Problem: Report each line of the data that has "window" somewhere in it.

Material provided:
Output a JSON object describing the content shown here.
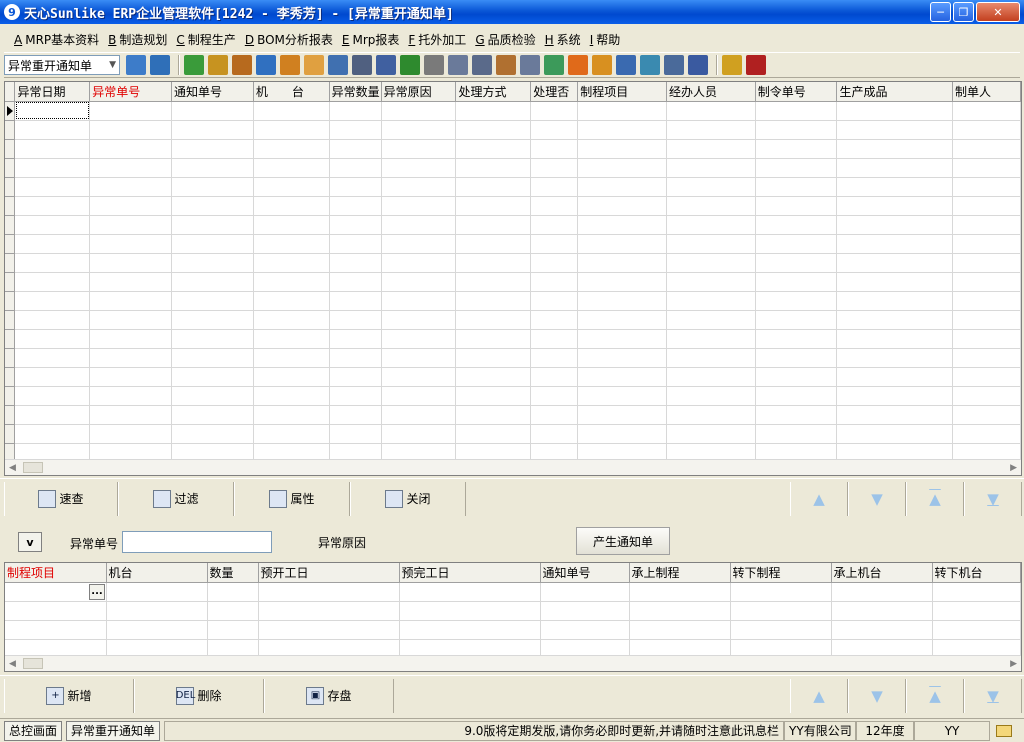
{
  "window": {
    "app_icon": "9",
    "title": "天心Sunlike ERP企业管理软件[1242 - 李秀芳] - [异常重开通知单]",
    "controls": [
      "minimize-icon",
      "restore-icon",
      "close-icon"
    ]
  },
  "menu": [
    {
      "key": "A",
      "label": "MRP基本资料"
    },
    {
      "key": "B",
      "label": "制造规划"
    },
    {
      "key": "C",
      "label": "制程生产"
    },
    {
      "key": "D",
      "label": "BOM分析报表"
    },
    {
      "key": "E",
      "label": "Mrp报表"
    },
    {
      "key": "F",
      "label": "托外加工"
    },
    {
      "key": "G",
      "label": "品质检验"
    },
    {
      "key": "H",
      "label": "系统"
    },
    {
      "key": "I",
      "label": "帮助"
    }
  ],
  "toolbar": {
    "form_select": "异常重开通知单",
    "icons": [
      "switch-icon",
      "monitor-icon",
      "phone-icon",
      "tools-icon",
      "briefcase-icon",
      "home-icon",
      "users-icon",
      "folder-icon",
      "book-icon",
      "pin-icon",
      "help-icon",
      "money-icon",
      "cart-icon",
      "document-icon",
      "grid-icon",
      "package-icon",
      "copy-icon",
      "check-icon",
      "bell-icon",
      "org-chart-icon",
      "send-icon",
      "refresh-icon",
      "window-icon",
      "close-window-icon",
      "cascade-icon",
      "exit-icon"
    ]
  },
  "master_grid": {
    "columns": [
      {
        "label": "异常日期",
        "required": false
      },
      {
        "label": "异常单号",
        "required": true
      },
      {
        "label": "通知单号",
        "required": false
      },
      {
        "label": "机　　台",
        "required": false
      },
      {
        "label": "异常数量",
        "required": false
      },
      {
        "label": "异常原因",
        "required": false
      },
      {
        "label": "处理方式",
        "required": false
      },
      {
        "label": "处理否",
        "required": false
      },
      {
        "label": "制程项目",
        "required": false
      },
      {
        "label": "经办人员",
        "required": false
      },
      {
        "label": "制令单号",
        "required": false
      },
      {
        "label": "生产成品",
        "required": false
      },
      {
        "label": "制单人",
        "required": false
      }
    ]
  },
  "master_buttons": [
    {
      "label": "速查",
      "icon": "search-icon"
    },
    {
      "label": "过滤",
      "icon": "filter-icon"
    },
    {
      "label": "属性",
      "icon": "properties-icon"
    },
    {
      "label": "关闭",
      "icon": "close-icon"
    }
  ],
  "nav_buttons": [
    "arrow-up-icon",
    "arrow-down-icon",
    "first-icon",
    "last-icon"
  ],
  "detail_header": {
    "toggle": "v",
    "exception_no_label": "异常单号",
    "exception_no_value": "",
    "reason_label": "异常原因",
    "generate_button": "产生通知单"
  },
  "detail_grid": {
    "columns": [
      {
        "label": "制程项目",
        "required": true
      },
      {
        "label": "机台",
        "required": false
      },
      {
        "label": "数量",
        "required": false
      },
      {
        "label": "预开工日",
        "required": false
      },
      {
        "label": "预完工日",
        "required": false
      },
      {
        "label": "通知单号",
        "required": false
      },
      {
        "label": "承上制程",
        "required": false
      },
      {
        "label": "转下制程",
        "required": false
      },
      {
        "label": "承上机台",
        "required": false
      },
      {
        "label": "转下机台",
        "required": false
      }
    ],
    "ellipsis": "..."
  },
  "detail_buttons": [
    {
      "label": "新增",
      "icon": "add-icon",
      "glyph": "+"
    },
    {
      "label": "删除",
      "icon": "delete-icon",
      "glyph": "DEL"
    },
    {
      "label": "存盘",
      "icon": "save-icon",
      "glyph": "▣"
    }
  ],
  "status": {
    "tabs": [
      "总控画面",
      "异常重开通知单"
    ],
    "notice": "9.0版将定期发版,请你务必即时更新,并请随时注意此讯息栏",
    "company": "YY有限公司",
    "year": "12年度",
    "user": "YY"
  }
}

Task output:
  "window": {
      "window-icon",
      "close-window-icon",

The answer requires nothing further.